‘This additional funding will go a long way in heeding possible layoffs and service reductions,” transit agency leaders said in a statement.
As ridership continues a downward slide because of the COVID-19 pandemic, the Santa Cruz Metropolitan Transit District announced some positive news Tuesday: It’s getting a multimillion-dollar piece of the federal stimulus pie.
In all, the bus system will receive roughly $13.5 million through the federal Coronavirus Response and Relief Supplemental Appropriations Act.

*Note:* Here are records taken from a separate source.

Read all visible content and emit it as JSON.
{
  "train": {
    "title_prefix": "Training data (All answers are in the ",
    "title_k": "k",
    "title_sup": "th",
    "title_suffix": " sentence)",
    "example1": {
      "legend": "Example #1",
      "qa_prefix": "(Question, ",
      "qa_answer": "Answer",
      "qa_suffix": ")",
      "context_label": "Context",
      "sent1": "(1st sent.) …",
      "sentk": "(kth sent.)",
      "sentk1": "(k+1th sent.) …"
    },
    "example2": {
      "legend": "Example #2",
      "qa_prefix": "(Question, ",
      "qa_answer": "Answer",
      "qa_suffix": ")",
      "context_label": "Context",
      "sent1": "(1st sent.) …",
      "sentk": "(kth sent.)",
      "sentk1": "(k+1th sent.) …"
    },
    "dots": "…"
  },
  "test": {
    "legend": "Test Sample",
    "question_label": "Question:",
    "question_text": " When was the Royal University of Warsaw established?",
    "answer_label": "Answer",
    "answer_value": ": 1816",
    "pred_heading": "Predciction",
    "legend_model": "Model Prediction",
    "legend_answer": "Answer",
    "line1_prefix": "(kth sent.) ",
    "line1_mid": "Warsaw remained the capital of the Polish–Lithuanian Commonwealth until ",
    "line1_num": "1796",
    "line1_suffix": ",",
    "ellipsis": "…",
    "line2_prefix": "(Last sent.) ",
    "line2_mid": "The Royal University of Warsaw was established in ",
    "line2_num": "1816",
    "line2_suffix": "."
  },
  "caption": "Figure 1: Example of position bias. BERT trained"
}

From keeping an eye on everything from businesses’ struggles to government finances, COVID Economy Watch is among eight Lookout initiatives documenting all aspects of the pandemic. For more, go to our COVID 2021 section, sign up for COVID Text Alerts and our COVID PM newsletter here, and leave feedback and ask questions at the end of this story.

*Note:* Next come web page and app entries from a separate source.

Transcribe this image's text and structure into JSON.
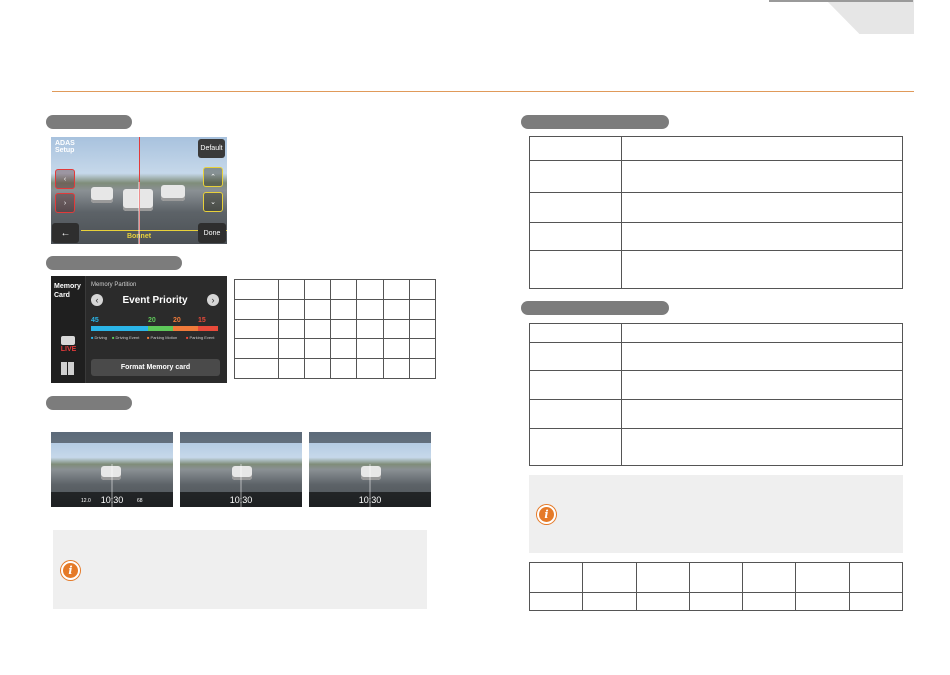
{
  "adas_screen": {
    "title": "ADAS\nSetup",
    "default_label": "Default",
    "bonnet_label": "Bonnet",
    "done_label": "Done"
  },
  "memory_screen": {
    "sidebar_title": "Memory\nCard",
    "live_label": "LIVE",
    "partition_label": "Memory Partition",
    "mode_title": "Event Priority",
    "values": [
      "45",
      "20",
      "20",
      "15"
    ],
    "legend": [
      "Driving",
      "Driving Event",
      "Parking Motion",
      "Parking Event"
    ],
    "format_button": "Format Memory card",
    "bar_colors": [
      "#2bb5e8",
      "#5ec85a",
      "#f07a3a",
      "#e84a3a"
    ]
  },
  "live_screens": [
    {
      "time": "10:30",
      "temp": "12.0",
      "counter": "68"
    },
    {
      "time": "10:30"
    },
    {
      "time": "10:30"
    }
  ],
  "colors": {
    "accent_orange": "#e57a28",
    "rule_orange": "#e09a5a"
  }
}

“This additional funding will go a long way in heeding possible layoffs and service reductions and allow Metro to continue providing an essential service to our community,” agency leaders said in a statement.
Between stay-at-home orders, remote work and the absence of college students, Metro buses have been nearly empty for months, Lookout recently reported.
The number of people getting on buses every week is down by nearly 80% compared to this time last year, and revenues were down by $1.3 million as of New Year’s Eve, according to preliminary estimates.
At its lowest point, in April, there were only 7,000 Metro passengers per week, a huge drop from 125,000 rides per week in March 2019. The pattern of ridership on county buses in 2020 closely followed the pattern of the economy: lockdowns meant activity would decrease, and reopening would create an uptick in Metro usage.
Without students at Cabrillo College and UC Santa Cruz, ridership has all but evaporated. Students typically make up 60%...
A big part of the problem is that Metro’s most frequent customer base — students at Cabrillo College, UC Santa Cruz and other educational institutions — has all but evaporated. Students make up 60% of the bus system’s riders, but with schools closed, that reliable base is gone.
Amid the downturn, the transit system has been working to become more modern and tech-savvy to riders. Among other things, it is expanding service on some routes and is developing an app that not only shows bus schedules, but how full buses are.